MATERIALS AND METHODS: We reconstructed 3D scapula models based on computed tomography (CT) data sets of 12 healthy controls. Three-dimensional models were reconstructed using the 3D Slicer2 (Surgical Planning Lab, Boston, MA), which provides interactive measurement. The 3D model and measuring tools can be freely shifted and rotated in all planes.
RESULTS: The average length of the scapulas was 209.58 +/- 26.72 mm (left) and 223.68 +/- 47.74 mm (right); width was 124.03 +/- 13.28 mm (left) and 141.44 +/- 27.78 mm (right); and volume was 121.38 +/- 12.02 ml (left) and 130.24 +/- 20.86 ml (right). The glenoid dimensions were 34.34 +/- 5.62 mm (left) and 36.44 +/- 7.36 mm (right) (anteroposterior); and 49.16 +/- 7.68 mm (left), 51.46 +/- 10.07 mm (right) (superoinferior). For all average values, scapulas from male controls were significantly larger than those from females, and right sides were larger than left sides (p < 0.05). The glenoid version was nearly the same for male/female and left/right (left = 9.02 +/- 3.89 degrees retroversion; right = 8.26 +/- 3.72 degrees retroversion) (p > or = 0.05).

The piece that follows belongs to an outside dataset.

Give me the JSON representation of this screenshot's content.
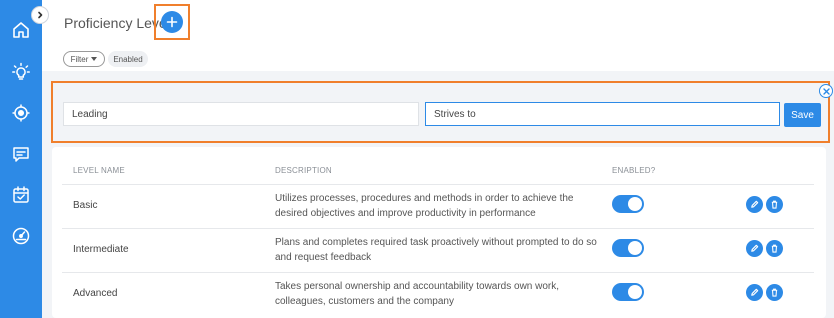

CONCLUSION: The 3D measurement of scapula morphology compared with geometry of the glenohumeral joint leads to a more precise planning of shoulder surgery. As new shoulder prostheses are intended to reconstruct the normal anatomy as closely as possible, such exact 3D measurements may be used for optimization.
Evidence suggests that a disruption in limbic system network integrity and, in particular, the cingulate gyrus (CG), may play a role in the pathophysiology of schizophrenia; however, the cingulum bundle (CB), the white matter tract furnishing both input and output to CG, and the most prominent white matter fiber tract in the limbic system, has not been evaluated in schizophrenia using the new technology of diffusion tensor imaging (DTI). We used line scan DTI to evaluate diffusion in the CB in 16 male schizophrenia patients and 18 male control subjects, group-matched for age, parental socioeconomic status, and handedness. We acquired 4-mm-thick coronal slices through the entire brain. Maps of fractional anisotropy (FA) were generated to quantify diffusion within the left and right CB on eight slices that included the central portion of the CB. Results showed group differences, bilaterally, in area and mean FA for CB, where patients showed smaller area and less anisotropy than controls. For patients, decreased left CB correlated significantly with attention and working memory measures as assessed by the Wisconsin Card Sorting Test. These data provide strong evidence for CB disruptions in schizophrenia, which may be related to disease-related attention and working memory abnormalities.